Meanwhile, South Sudan's partisans in Washington keep egging on the Obama administration to take a more aggressive stance. "The Obama administration has not pursued a policy of isolating the regime in Khartoum, as some on Capitol Hill and in the NGO community have advocated. Neither has the administration been terribly pro-South Sudan," Prendergast wrote to me in an email last month. If the United States were really serious about backing South Sudan, Washington "would perhaps be aiding Sudan's own rebels," he added. With student-led protests continuing in Khartoum, expect the calls from SPLM advocates to grow louder for a regime-change policy toward Sudan, presumably involving arming South Sudan-backed rebels in the process.
No matter who wins the U.S. presidential election in November, the SPLM has its bases covered -- like it always does. If Obama loses, the SPLM has reason to hope it will receive even more slack from Mitt Romney's administration. The Romney campaign website's Africa policy page focuses disproportionately on Sudan and South Sudan, devoting more than twice as many lines to Sudan and South Sudan than all other countries combined. The words could have been written by the SPLM itself: "While the initiative begun by the previous administration to help South Sudan achieve its independence was completed during President Obama's term," reads the website, Obama "has failed to strengthen a once promising alliance with South Sudan."

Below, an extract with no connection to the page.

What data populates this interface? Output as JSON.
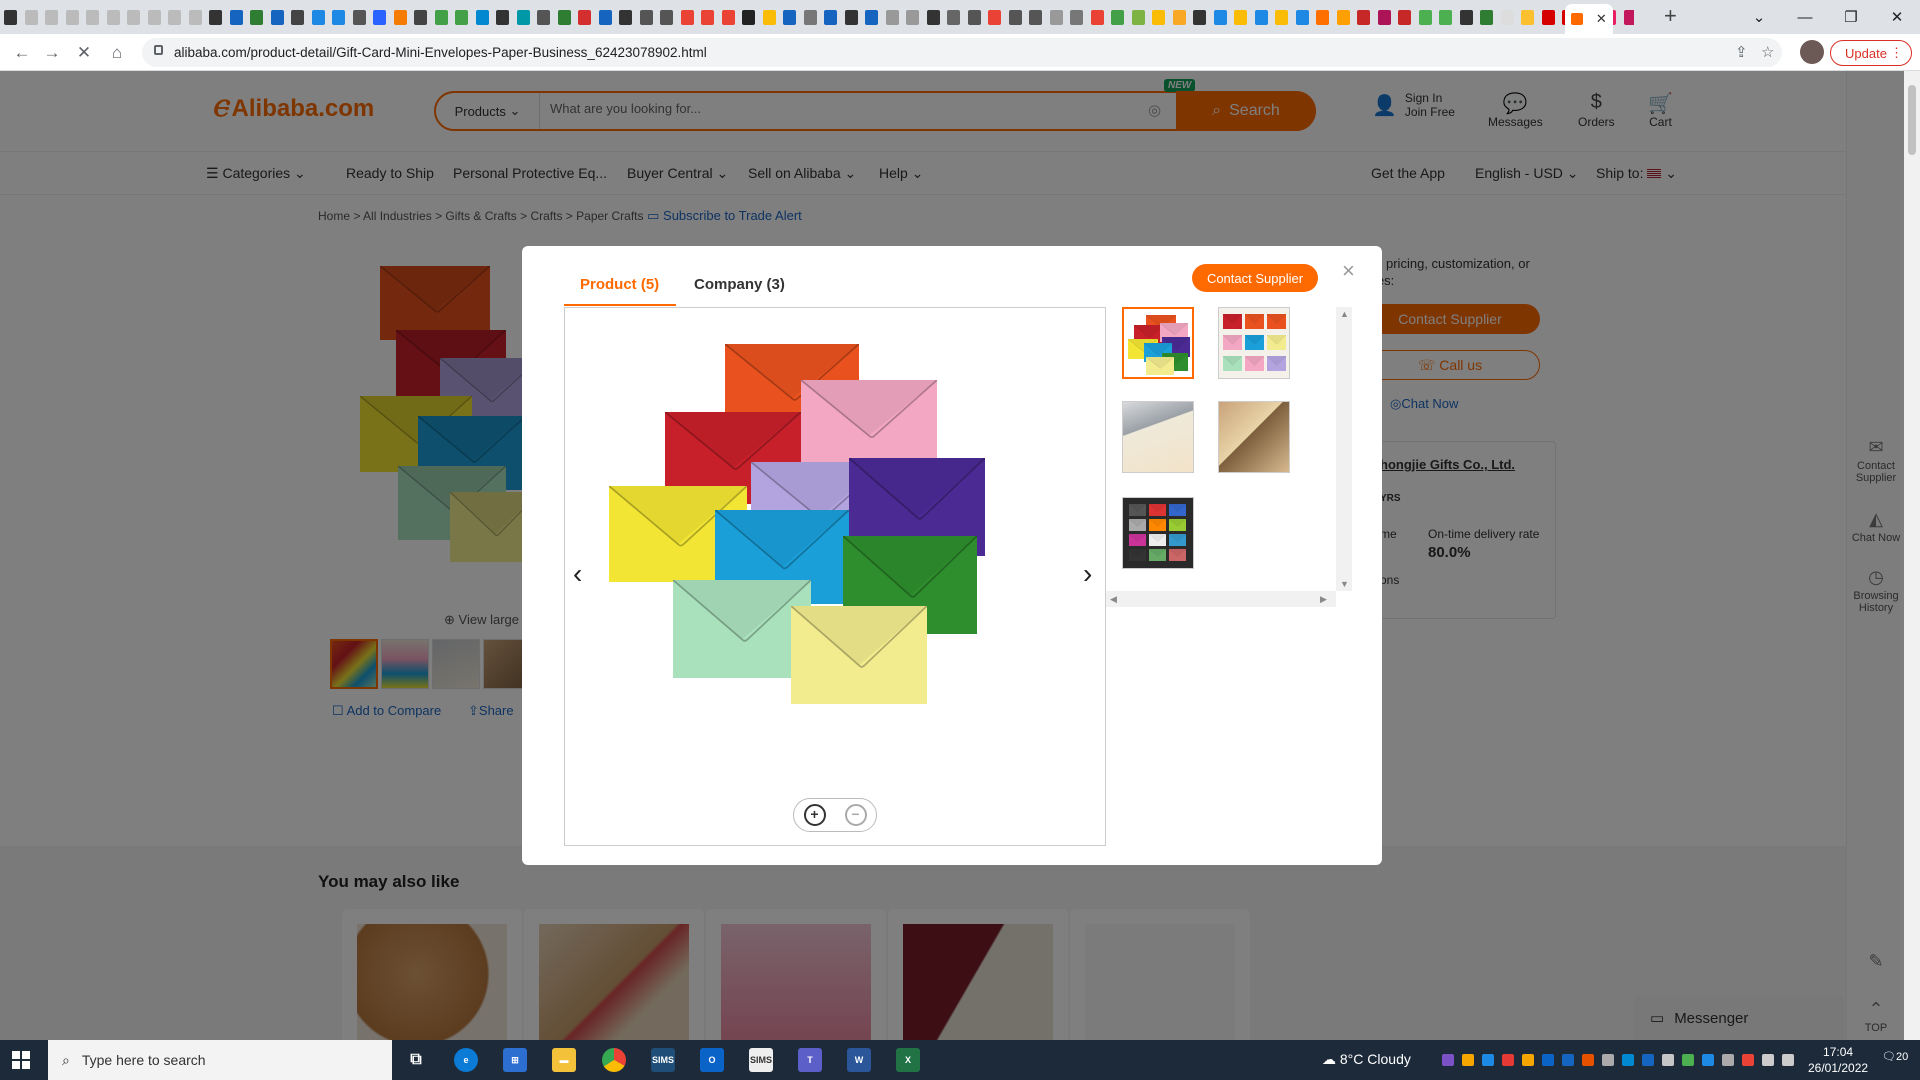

Romney's backing of South Sudan should come as no surprise, since Rich Williamson and David Raad, two Bush political appointees to Sudan, are now advisors to his campaign. Williamson served as Bush's special envoy to Sudan. Raad worked on the Sudan desk at the State Department, and then -- like some of his Democratic peers -- served as an advisor to the SPLM government after the peace deal. He then launched a business consulting firm (created at the request of Kiir himself, according to its website) specializing in facilitating access to SPLM leaders. The website says Raad's clients have pursued business interests in South Sudan's mining, timber, financial, and security industries.
With the SPLM's faults becoming more and more difficult to dismiss, its advocates might begin to face a more skeptical crowd in Washington -- though there are few signs of that yet. Some of its non-American friends have already started to turn. Gérard Prunier, a leading French scholar on Africa and fierce critic of the Sudanese government, resigned as advisor to the South Sudanese government because, he told me in a phone interview last month, he didn't want to be "guilty by association," describing the country's leadership as a "government of idiots" who are "rotten to the core." Prunier is a respected author on Sudan and a frequent commentator on the region, and his words have not gone unnoticed in Washington.

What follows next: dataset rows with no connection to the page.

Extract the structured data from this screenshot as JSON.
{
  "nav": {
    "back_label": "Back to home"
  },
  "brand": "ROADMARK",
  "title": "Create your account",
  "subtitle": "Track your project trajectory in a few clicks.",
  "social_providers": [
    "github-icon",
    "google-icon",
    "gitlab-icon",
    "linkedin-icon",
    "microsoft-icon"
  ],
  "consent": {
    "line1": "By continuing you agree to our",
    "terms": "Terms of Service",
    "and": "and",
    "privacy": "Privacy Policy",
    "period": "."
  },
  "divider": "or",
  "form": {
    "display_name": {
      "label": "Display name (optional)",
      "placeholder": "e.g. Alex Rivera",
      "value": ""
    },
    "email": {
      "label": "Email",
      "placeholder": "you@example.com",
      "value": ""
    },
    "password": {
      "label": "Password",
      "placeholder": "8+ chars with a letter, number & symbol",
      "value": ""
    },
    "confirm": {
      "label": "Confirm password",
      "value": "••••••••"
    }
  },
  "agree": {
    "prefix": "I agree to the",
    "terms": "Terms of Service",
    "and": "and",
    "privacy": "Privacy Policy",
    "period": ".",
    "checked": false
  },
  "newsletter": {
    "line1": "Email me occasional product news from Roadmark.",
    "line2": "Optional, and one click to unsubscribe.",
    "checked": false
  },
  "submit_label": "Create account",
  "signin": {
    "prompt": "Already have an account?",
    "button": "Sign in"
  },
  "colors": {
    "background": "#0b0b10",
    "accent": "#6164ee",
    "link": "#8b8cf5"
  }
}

By resigning, Prunier has done what U.S. opponents of Bashir have seemed unable to do -- merge their hatred of Khartoum with any sort of similar outrage toward South Sudan's leadership.

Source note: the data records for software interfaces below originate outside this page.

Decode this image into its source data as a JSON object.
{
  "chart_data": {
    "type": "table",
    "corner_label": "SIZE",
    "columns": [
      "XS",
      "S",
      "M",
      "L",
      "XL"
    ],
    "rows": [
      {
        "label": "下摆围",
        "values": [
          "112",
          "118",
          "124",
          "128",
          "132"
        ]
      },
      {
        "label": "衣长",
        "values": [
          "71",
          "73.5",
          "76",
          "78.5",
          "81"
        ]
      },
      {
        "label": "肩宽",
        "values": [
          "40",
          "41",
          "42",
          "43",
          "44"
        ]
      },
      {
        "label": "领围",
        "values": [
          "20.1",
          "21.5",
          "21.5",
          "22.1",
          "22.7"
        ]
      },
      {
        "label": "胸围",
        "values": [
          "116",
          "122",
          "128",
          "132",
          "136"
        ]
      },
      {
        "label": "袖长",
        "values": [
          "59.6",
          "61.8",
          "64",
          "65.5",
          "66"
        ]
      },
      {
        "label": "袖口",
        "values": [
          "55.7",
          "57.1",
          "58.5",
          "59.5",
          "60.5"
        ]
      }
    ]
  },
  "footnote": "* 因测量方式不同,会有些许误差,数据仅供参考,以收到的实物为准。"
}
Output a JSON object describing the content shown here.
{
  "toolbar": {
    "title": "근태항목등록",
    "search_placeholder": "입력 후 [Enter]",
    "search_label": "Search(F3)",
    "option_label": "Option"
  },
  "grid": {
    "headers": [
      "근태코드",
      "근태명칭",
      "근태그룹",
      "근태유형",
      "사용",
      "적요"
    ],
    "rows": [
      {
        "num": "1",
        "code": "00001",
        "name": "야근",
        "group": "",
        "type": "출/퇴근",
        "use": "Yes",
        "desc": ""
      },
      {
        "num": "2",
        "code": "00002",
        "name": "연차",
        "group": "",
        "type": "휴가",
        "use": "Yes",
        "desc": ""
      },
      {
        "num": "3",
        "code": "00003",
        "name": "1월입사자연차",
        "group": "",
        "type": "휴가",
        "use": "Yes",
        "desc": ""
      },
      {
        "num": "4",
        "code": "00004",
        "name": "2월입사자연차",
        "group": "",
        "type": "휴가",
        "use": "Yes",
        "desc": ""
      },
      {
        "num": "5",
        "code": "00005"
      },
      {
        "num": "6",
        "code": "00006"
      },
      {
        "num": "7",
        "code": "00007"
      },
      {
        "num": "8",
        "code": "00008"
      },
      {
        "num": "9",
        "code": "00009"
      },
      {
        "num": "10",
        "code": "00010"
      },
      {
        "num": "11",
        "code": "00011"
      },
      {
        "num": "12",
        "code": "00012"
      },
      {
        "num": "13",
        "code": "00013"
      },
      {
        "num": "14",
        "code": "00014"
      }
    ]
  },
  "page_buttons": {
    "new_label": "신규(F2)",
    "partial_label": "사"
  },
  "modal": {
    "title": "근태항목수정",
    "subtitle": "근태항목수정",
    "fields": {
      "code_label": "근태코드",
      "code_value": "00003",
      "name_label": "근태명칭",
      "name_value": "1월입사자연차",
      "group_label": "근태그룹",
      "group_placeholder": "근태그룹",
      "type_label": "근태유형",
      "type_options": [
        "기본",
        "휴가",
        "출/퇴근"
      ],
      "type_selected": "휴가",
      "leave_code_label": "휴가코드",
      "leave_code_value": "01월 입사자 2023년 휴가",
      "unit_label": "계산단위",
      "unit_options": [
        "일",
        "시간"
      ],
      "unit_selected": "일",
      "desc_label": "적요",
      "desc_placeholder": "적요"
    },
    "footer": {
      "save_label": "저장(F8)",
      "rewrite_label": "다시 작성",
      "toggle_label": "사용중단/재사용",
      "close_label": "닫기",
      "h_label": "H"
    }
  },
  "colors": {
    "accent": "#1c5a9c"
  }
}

If Washington hopes to right South Sudan's sinking ship, it would do well to abandon the feel-good moralizing and consider ways to limit the damage wrought by its friends, before it is too late.